§ Problem requirements
Down to the final character, output the records below as they stand.

── Exercise data ──

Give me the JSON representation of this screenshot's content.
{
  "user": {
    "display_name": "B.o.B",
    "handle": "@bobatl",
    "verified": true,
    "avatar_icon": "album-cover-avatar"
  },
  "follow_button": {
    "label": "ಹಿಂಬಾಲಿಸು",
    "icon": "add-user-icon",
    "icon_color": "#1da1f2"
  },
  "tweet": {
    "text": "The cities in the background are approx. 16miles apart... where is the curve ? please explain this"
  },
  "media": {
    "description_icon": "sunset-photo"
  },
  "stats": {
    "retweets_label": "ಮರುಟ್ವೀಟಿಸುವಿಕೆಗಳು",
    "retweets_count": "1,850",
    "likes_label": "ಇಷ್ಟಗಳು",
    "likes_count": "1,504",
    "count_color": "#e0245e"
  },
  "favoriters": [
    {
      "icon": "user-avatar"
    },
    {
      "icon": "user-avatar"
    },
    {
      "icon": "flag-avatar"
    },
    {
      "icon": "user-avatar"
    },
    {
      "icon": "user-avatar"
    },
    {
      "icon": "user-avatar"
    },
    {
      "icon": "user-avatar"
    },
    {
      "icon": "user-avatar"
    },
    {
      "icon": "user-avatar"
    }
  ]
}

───

§ Reply
Give me the JSON representation of this screenshot's content.
{
  "user": {
    "display_name": "B.o.B",
    "handle": "@bobatl",
    "verified": true,
    "avatar_icon": "album-cover-avatar"
  },
  "follow_button": {
    "label": "ಹಿಂಬಾಲಿಸು",
    "icon": "add-user-icon",
    "icon_color": "#1da1f2"
  },
  "tweet": {
    "text": "The cities in the background are approx. 16miles apart... where is the curve ? please explain this"
  },
  "media": {
    "description_icon": "sunset-photo"
  },
  "stats": {
    "retweets_label": "ಮರುಟ್ವೀಟಿಸುವಿಕೆಗಳು",
    "retweets_count": "1,850",
    "likes_label": "ಇಷ್ಟಗಳು",
    "likes_count": "1,504",
    "count_color": "#e0245e"
  },
  "favoriters": [
    {
      "icon": "user-avatar"
    },
    {
      "icon": "user-avatar"
    },
    {
      "icon": "flag-avatar"
    },
    {
      "icon": "user-avatar"
    },
    {
      "icon": "user-avatar"
    },
    {
      "icon": "user-avatar"
    },
    {
      "icon": "user-avatar"
    },
    {
      "icon": "user-avatar"
    },
    {
      "icon": "user-avatar"
    }
  ]
}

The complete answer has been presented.